Task details: Check each line of the listing for the string "Awareness", count the lines that have it, and answer with that number only.

Stored data:
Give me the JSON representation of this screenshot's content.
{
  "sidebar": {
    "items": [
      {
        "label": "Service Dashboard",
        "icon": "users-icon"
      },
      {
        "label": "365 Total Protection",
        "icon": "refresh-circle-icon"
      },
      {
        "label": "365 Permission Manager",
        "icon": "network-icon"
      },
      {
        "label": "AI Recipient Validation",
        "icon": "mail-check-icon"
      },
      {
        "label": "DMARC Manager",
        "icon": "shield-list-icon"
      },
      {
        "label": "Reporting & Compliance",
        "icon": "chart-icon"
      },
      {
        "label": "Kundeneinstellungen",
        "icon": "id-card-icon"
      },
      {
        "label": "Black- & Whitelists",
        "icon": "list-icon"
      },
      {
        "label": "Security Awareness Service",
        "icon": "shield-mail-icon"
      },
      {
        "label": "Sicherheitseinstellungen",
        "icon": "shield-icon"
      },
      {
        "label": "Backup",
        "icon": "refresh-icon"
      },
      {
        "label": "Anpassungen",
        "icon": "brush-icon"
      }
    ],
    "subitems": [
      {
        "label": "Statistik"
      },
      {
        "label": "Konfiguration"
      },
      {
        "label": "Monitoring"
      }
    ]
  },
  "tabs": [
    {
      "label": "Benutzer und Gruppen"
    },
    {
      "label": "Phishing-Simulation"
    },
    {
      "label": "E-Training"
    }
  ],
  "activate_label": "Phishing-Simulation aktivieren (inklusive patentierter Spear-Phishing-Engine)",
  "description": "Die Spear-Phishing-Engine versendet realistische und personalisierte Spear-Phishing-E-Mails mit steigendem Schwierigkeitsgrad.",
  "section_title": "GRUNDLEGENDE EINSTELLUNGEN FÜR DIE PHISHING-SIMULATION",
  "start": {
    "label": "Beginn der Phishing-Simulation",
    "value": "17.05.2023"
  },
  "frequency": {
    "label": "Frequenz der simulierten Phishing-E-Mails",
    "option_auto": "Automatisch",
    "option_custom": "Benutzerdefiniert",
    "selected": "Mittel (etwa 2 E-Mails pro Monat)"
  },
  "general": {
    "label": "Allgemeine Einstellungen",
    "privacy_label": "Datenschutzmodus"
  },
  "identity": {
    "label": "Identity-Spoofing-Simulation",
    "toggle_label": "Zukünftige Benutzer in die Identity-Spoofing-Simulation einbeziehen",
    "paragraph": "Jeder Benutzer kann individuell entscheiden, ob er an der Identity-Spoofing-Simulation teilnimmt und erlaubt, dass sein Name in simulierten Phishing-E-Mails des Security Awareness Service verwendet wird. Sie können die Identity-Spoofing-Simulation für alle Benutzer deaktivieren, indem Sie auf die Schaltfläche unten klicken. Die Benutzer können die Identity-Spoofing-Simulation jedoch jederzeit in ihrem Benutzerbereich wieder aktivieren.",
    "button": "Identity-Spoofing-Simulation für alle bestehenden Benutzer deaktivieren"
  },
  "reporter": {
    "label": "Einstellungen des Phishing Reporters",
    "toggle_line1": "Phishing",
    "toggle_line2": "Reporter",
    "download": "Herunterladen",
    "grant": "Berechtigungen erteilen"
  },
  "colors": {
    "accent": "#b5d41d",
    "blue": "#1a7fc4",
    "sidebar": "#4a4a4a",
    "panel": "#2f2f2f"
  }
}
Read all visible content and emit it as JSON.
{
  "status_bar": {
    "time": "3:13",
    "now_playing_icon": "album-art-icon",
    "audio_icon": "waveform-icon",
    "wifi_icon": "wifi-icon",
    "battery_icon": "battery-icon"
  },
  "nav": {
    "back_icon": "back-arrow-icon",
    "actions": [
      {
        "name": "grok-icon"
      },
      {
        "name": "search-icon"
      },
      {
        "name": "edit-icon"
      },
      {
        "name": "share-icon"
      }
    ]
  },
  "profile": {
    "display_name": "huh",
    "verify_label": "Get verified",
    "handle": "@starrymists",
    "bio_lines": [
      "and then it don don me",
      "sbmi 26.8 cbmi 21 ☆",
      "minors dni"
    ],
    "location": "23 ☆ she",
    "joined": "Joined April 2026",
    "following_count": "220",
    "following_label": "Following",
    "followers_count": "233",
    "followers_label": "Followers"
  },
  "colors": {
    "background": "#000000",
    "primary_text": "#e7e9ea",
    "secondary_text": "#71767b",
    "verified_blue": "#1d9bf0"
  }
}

Answer to this exercise: 2